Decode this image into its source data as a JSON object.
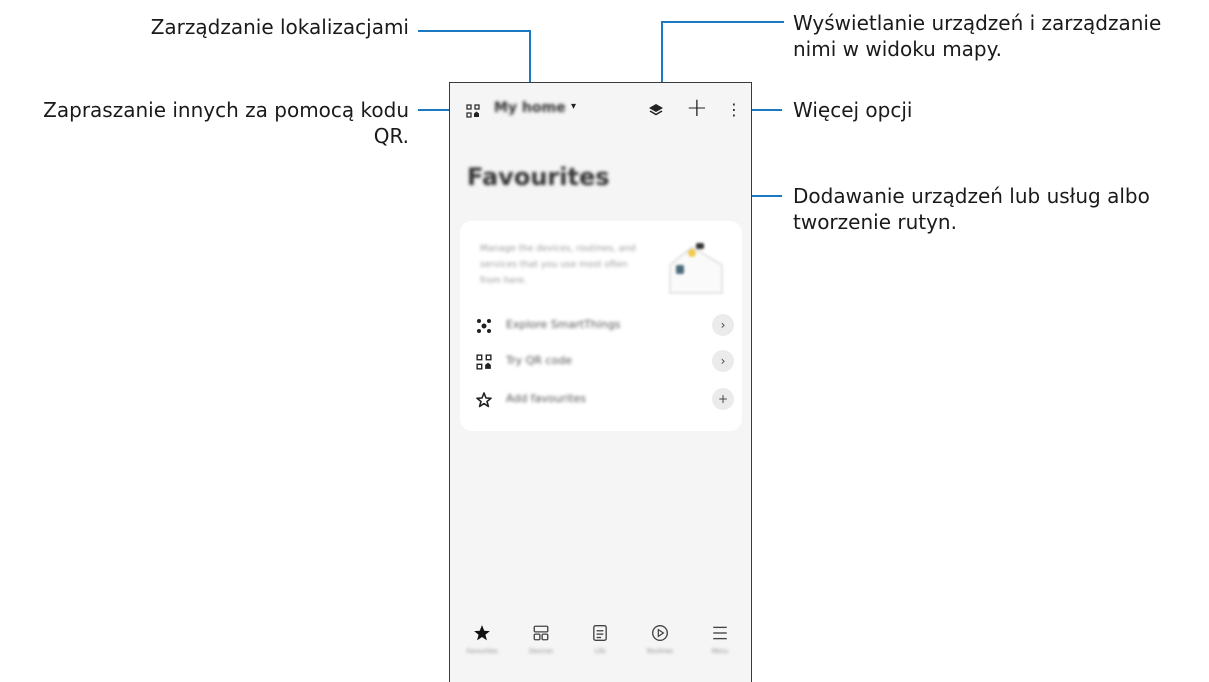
{
  "callouts": {
    "manage_locations": "Zarządzanie lokalizacjami",
    "invite_qr_line1": "Zapraszanie innych za pomocą kodu",
    "invite_qr_line2": "QR.",
    "map_view_line1": "Wyświetlanie urządzeń i zarządzanie",
    "map_view_line2": "nimi w widoku mapy.",
    "more_options": "Więcej opcji",
    "add_line1": "Dodawanie urządzeń lub usług albo",
    "add_line2": "tworzenie rutyn."
  },
  "topbar": {
    "location": "My home",
    "caret": "▾",
    "add": "+",
    "more": "⋮"
  },
  "page_title": "Favourites",
  "card": {
    "description": "Manage the devices, routines, and services that you use most often from here.",
    "rows": [
      {
        "label": "Explore SmartThings",
        "icon": "smartthings-icon",
        "action": "›"
      },
      {
        "label": "Try QR code",
        "icon": "qr-code-icon",
        "action": "›"
      },
      {
        "label": "Add favourites",
        "icon": "star-outline-icon",
        "action": "+"
      }
    ]
  },
  "bottom_nav": [
    {
      "label": "Favourites",
      "icon": "star-filled-icon"
    },
    {
      "label": "Devices",
      "icon": "devices-icon"
    },
    {
      "label": "Life",
      "icon": "life-icon"
    },
    {
      "label": "Routines",
      "icon": "routines-icon"
    },
    {
      "label": "Menu",
      "icon": "menu-icon"
    }
  ],
  "colors": {
    "leader_line": "#1b78c2",
    "screen_bg": "#f5f5f5",
    "card_bg": "#ffffff"
  }
}
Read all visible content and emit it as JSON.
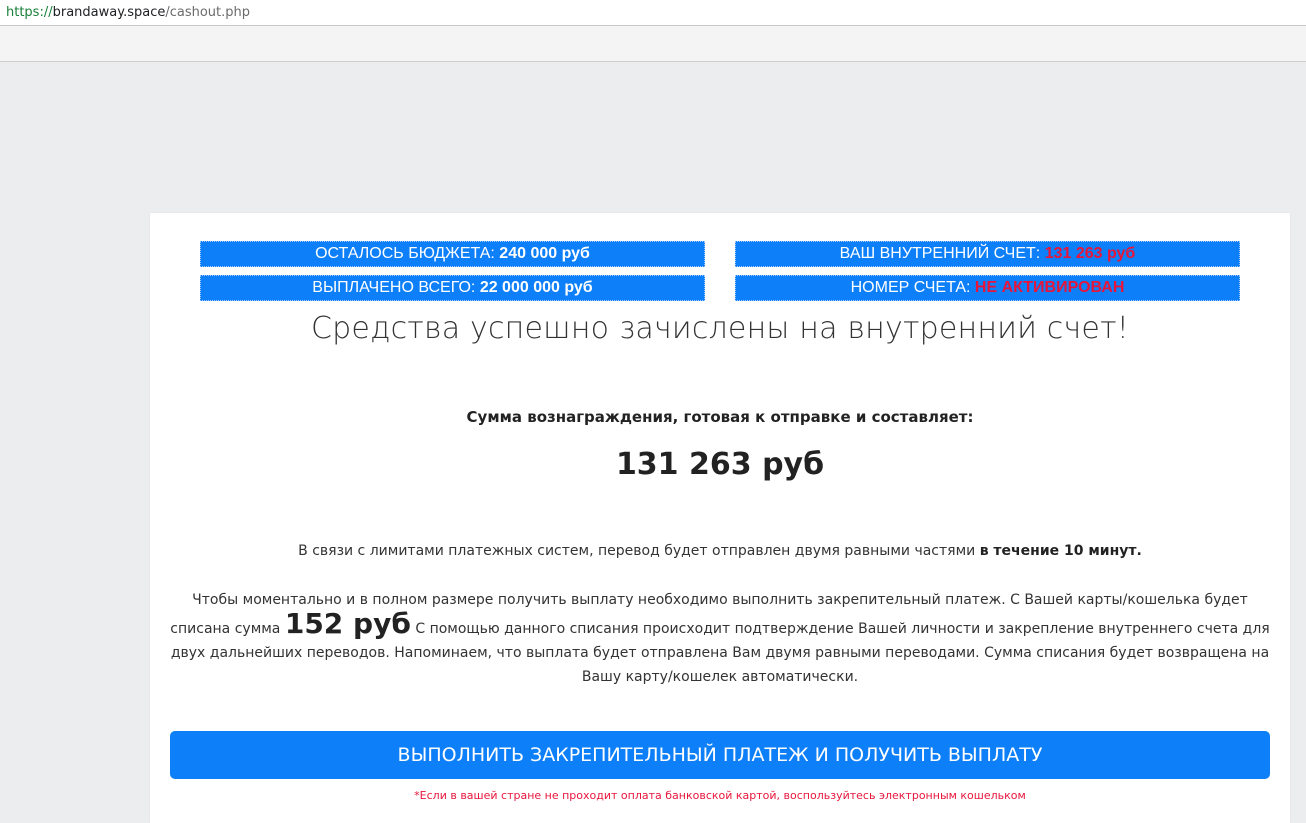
{
  "browser": {
    "url_scheme": "https://",
    "url_host": "brandaway.space",
    "url_path": "/cashout.php"
  },
  "stats": {
    "budget_label": "ОСТАЛОСЬ БЮДЖЕТА: ",
    "budget_value": "240 000 руб",
    "account_label": "ВАШ ВНУТРЕННИЙ СЧЕТ: ",
    "account_value": "131 263 руб",
    "paid_label": "ВЫПЛАЧЕНО ВСЕГО: ",
    "paid_value": "22 000 000 руб",
    "number_label": "НОМЕР СЧЕТА: ",
    "number_value": "НЕ АКТИВИРОВАН"
  },
  "main": {
    "headline": "Средства успешно зачислены на внутренний счет!",
    "reward_label": "Сумма вознаграждения, готовая к отправке и составляет:",
    "reward_amount": "131 263 руб",
    "limit_text": "В связи с лимитами платежных систем, перевод будет отправлен двумя равными частями ",
    "limit_bold": "в течение 10 минут.",
    "pay_text_1": "Чтобы моментально и в полном размере получить выплату необходимо выполнить закрепительный платеж. С Вашей карты/кошелька будет списана сумма ",
    "pay_sum": "152 руб",
    "pay_text_2": " С помощью данного списания происходит подтверждение Вашей личности и закрепление внутреннего счета для двух дальнейших переводов. Напоминаем, что выплата будет отправлена Вам двумя равными переводами. Сумма списания будет возвращена на Вашу карту/кошелек автоматически.",
    "cta_label": "ВЫПОЛНИТЬ ЗАКРЕПИТЕЛЬНЫЙ ПЛАТЕЖ И ПОЛУЧИТЬ ВЫПЛАТУ",
    "footnote": "*Если в вашей стране не проходит оплата банковской картой, воспользуйтесь электронным кошельком"
  },
  "colors": {
    "accent_blue": "#0d7ff8",
    "alert_red": "#e8153b",
    "page_background": "#ecedef"
  }
}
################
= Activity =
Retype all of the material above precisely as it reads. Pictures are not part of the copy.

= Result for this task =
Decode this image into its source data as a JSON object.
{
  "callouts": {
    "manage_locations": "Zarządzanie lokalizacjami",
    "invite_qr_line1": "Zapraszanie innych za pomocą kodu",
    "invite_qr_line2": "QR.",
    "map_view_line1": "Wyświetlanie urządzeń i zarządzanie",
    "map_view_line2": "nimi w widoku mapy.",
    "more_options": "Więcej opcji",
    "add_line1": "Dodawanie urządzeń lub usług albo",
    "add_line2": "tworzenie rutyn."
  },
  "topbar": {
    "location": "My home",
    "caret": "▾",
    "add": "+",
    "more": "⋮"
  },
  "page_title": "Favourites",
  "card": {
    "description": "Manage the devices, routines, and services that you use most often from here.",
    "rows": [
      {
        "label": "Explore SmartThings",
        "icon": "smartthings-icon",
        "action": "›"
      },
      {
        "label": "Try QR code",
        "icon": "qr-code-icon",
        "action": "›"
      },
      {
        "label": "Add favourites",
        "icon": "star-outline-icon",
        "action": "+"
      }
    ]
  },
  "bottom_nav": [
    {
      "label": "Favourites",
      "icon": "star-filled-icon"
    },
    {
      "label": "Devices",
      "icon": "devices-icon"
    },
    {
      "label": "Life",
      "icon": "life-icon"
    },
    {
      "label": "Routines",
      "icon": "routines-icon"
    },
    {
      "label": "Menu",
      "icon": "menu-icon"
    }
  ],
  "colors": {
    "leader_line": "#1b78c2",
    "screen_bg": "#f5f5f5",
    "card_bg": "#ffffff"
  }
}
Read all visible content and emit it as JSON.
{
  "browser": {
    "url_scheme": "https://",
    "url_host": "brandaway.space",
    "url_path": "/cashout.php"
  },
  "stats": {
    "budget_label": "ОСТАЛОСЬ БЮДЖЕТА: ",
    "budget_value": "240 000 руб",
    "account_label": "ВАШ ВНУТРЕННИЙ СЧЕТ: ",
    "account_value": "131 263 руб",
    "paid_label": "ВЫПЛАЧЕНО ВСЕГО: ",
    "paid_value": "22 000 000 руб",
    "number_label": "НОМЕР СЧЕТА: ",
    "number_value": "НЕ АКТИВИРОВАН"
  },
  "main": {
    "headline": "Средства успешно зачислены на внутренний счет!",
    "reward_label": "Сумма вознаграждения, готовая к отправке и составляет:",
    "reward_amount": "131 263 руб",
    "limit_text": "В связи с лимитами платежных систем, перевод будет отправлен двумя равными частями ",
    "limit_bold": "в течение 10 минут.",
    "pay_text_1": "Чтобы моментально и в полном размере получить выплату необходимо выполнить закрепительный платеж. С Вашей карты/кошелька будет списана сумма ",
    "pay_sum": "152 руб",
    "pay_text_2": " С помощью данного списания происходит подтверждение Вашей личности и закрепление внутреннего счета для двух дальнейших переводов. Напоминаем, что выплата будет отправлена Вам двумя равными переводами. Сумма списания будет возвращена на Вашу карту/кошелек автоматически.",
    "cta_label": "ВЫПОЛНИТЬ ЗАКРЕПИТЕЛЬНЫЙ ПЛАТЕЖ И ПОЛУЧИТЬ ВЫПЛАТУ",
    "footnote": "*Если в вашей стране не проходит оплата банковской картой, воспользуйтесь электронным кошельком"
  },
  "colors": {
    "accent_blue": "#0d7ff8",
    "alert_red": "#e8153b",
    "page_background": "#ecedef"
  }
}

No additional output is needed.